Oak Lane is nestled on a 30-acre country campus in Blue Bell, Pennsylvania.

Mexican Pointy Boots Tribal Music Stand Out

Oooooh Mexican Pointy Boots

Mexico Tribal Music and Pointy Boots
Tribal Music Brought The Best Pointy Boots Ever!

[youtube=http://www.youtube.com/watch?v=veQkt4tS0Tc]

The Mexican party scene has fully embraced ridiculously long pointy boots and tribal music. In this episode of VICE Presents, we explore the pointiest boots on the planet and the culture to which they are tied.
Spreading North into Texas, Tennessee, Oklahoma, and any place where big groups of immigrant Mexicans have taken root.

MORE

[youtube=http://www.youtube.com/watch?v=JUXAvpP1Usw]

 

Mexican Pointy Boots: Xavier Glowing at the OK Corral
Xavier modifies his boots to dance Tribal at the clubs in the Dallas-Fort Worth area.

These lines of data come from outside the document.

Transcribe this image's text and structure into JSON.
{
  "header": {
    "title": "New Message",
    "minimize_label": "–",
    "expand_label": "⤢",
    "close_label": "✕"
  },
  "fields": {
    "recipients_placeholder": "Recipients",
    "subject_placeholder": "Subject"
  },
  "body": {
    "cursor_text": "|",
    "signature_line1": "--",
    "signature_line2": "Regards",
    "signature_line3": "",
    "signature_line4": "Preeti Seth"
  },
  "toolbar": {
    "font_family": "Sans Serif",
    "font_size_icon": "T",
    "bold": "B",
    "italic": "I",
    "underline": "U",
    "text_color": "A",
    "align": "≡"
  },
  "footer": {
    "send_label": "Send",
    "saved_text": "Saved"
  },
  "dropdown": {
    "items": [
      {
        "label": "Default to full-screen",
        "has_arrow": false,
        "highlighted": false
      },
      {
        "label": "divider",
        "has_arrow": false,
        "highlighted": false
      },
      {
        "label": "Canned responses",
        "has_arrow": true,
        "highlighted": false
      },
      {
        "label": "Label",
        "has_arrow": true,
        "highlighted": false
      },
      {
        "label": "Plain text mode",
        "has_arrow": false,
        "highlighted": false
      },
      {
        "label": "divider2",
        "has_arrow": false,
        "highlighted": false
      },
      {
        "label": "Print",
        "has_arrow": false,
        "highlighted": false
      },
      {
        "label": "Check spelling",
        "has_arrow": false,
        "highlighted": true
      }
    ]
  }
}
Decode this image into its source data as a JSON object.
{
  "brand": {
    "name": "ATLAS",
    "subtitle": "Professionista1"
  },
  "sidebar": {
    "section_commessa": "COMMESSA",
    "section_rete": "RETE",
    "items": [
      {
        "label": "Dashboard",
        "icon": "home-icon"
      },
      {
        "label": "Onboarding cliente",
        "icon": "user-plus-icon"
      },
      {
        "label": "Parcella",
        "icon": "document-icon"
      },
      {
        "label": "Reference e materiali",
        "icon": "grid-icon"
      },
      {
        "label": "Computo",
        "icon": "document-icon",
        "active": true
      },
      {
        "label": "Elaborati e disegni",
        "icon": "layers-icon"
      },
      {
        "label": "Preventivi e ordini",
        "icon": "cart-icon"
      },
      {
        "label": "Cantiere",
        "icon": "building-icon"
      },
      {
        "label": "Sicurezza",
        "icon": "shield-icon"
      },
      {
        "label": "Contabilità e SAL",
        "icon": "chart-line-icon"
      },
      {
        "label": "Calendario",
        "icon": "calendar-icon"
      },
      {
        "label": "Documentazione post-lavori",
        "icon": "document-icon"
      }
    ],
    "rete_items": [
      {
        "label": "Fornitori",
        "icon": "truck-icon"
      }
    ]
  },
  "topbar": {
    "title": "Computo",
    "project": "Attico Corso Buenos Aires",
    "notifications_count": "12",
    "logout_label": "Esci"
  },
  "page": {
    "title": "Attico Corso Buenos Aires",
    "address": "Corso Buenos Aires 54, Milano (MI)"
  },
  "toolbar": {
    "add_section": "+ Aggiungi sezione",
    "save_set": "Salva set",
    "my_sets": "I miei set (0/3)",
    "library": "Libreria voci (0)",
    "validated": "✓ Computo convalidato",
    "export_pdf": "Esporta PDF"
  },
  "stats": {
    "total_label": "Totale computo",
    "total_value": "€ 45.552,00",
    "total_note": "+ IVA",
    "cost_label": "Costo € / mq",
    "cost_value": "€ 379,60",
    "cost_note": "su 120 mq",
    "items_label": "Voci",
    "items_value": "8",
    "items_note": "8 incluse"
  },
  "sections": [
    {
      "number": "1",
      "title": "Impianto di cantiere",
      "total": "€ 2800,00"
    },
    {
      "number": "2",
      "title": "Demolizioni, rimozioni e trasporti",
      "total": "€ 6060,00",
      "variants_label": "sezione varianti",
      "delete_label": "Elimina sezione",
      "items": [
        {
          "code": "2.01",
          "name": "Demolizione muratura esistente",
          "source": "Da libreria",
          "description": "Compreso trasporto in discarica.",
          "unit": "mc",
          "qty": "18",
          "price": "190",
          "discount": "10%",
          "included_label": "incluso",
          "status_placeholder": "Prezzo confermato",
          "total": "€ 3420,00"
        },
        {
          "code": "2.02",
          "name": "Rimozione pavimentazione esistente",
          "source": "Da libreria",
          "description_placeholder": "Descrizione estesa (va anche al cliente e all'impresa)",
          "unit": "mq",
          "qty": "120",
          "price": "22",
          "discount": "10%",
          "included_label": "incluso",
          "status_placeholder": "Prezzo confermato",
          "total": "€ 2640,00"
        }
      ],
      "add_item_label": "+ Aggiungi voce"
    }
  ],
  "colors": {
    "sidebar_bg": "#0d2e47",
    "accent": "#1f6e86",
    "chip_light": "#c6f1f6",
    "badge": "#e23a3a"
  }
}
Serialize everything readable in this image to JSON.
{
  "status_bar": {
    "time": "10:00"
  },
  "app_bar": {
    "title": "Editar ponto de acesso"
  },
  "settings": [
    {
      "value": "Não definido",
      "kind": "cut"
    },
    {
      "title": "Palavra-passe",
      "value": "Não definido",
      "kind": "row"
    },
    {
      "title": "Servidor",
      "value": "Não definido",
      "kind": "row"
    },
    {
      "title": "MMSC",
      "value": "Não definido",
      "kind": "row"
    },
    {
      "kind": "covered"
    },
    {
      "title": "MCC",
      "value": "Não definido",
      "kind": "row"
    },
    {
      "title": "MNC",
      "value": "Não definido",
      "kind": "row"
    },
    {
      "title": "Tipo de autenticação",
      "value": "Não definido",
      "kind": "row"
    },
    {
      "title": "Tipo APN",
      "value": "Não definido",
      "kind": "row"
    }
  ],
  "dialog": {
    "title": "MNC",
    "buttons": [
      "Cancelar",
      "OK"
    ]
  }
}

[youtube=http://www.youtube.com/watch?v=LcteaZKdV_s]

Tribal Pointy Boots Mesquit Rodeo

[youtube=http://www.youtube.com/watch?v=IC0xAwIfX44]

 

Mexican Town Goes Mad for Pointy Boots

[youtube=http://www.youtube.com/watch?v=9fMSZh2mglM]

 

 

HALLOWEEN FACTS, SONGS, FILM, CULTURE, HISTORY AND OTHER MUSIC HOLIDAYS WE CELEBRATE

Fun Holloween Songs
Halloween Songs, Halloween History, Halloween Safety, Ghost, Goblin Monster Scary Spooky Sounds, Pumpkin Facts,  Celtic History, Werewolf Protection and Dracula, Ghosts and Music Holidays.
It ain’t no sin
To take off your skin
And dance around in your bones. Fats Waller
Halloween as it emerged from the Celtic festival of Samhain (summer’s end), picked up elements of the Christian Hallowtide (All Saint’s Day and All Soul’s Day), arrived in North America as an Irish and Scottish festival, then evolved into an unofficial but large-scale holiday by the early 20th century.